World Building. It is both excellent, and disappointing. The depth of detail on the mythology and its ties to the natural realm are wonderful, but know that they take up significant page-space. If you’re not into being presented a Mythology 101 course hidden within an Urban Fantasy novel, be wary. Unfortunately, for all the greatness the mythology brings to the story, the actual city of Hong Kong feels like an afterthought, a series of nodes representing locations that exist in and of themselves, but aren’t necessarily tied together into a cohesive, sprawling metropolis.

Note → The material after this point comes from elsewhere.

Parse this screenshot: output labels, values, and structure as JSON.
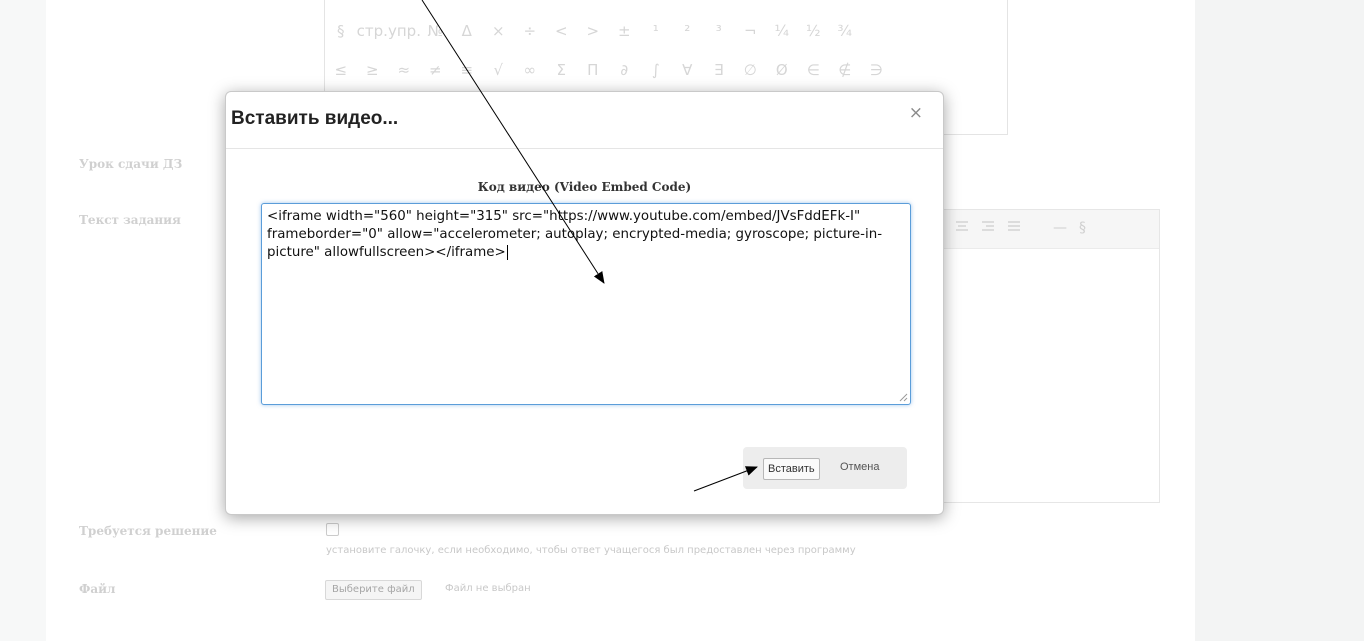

Romance. Don’t get me started on the romance in this series. This hexology is arguably as much Romance as Urban Fantasy. Normally, that wouldn’t be a problem. I may sport an epic beard and a satisfying amount of chest hair, but I’m not going to shy away from the romantic story arcs (I winked, but you couldn’t see me. I don’t know why I winked. Moving on). Unfortunately, the author is relentless with the cheesiness of the romance. Some cheese is good. I like cheese. Unfortunately, this reaches Twilight levels of cheese in the romance at times, and it becomes redundant as each book and the series as a whole drags on. It’s simply too much, too often for me.
All that said, I still love this series overall, and definitely recommend giving it a try. The first book absolutely suffers from First Novel Syndrome but if you can make it through, you’ll find a flowing storm of Chinese mythological Urban Fantasy — albeit with a heavy dose of repetitive, in your face cheesy romance to weigh it down.
The entries in the series range from ratings of 2 to 5 with White Tiger being the weakest link. Unfortunately this is also the book that presents a first impression, and the series deserves attention through the second book before a decision is made.
If you liked this book…
You would probably also like the Demon Accords series by John Conroe. Both feature protagonists who seem to excel at what they do, and take a little while to explain why it is that they’re such naturals.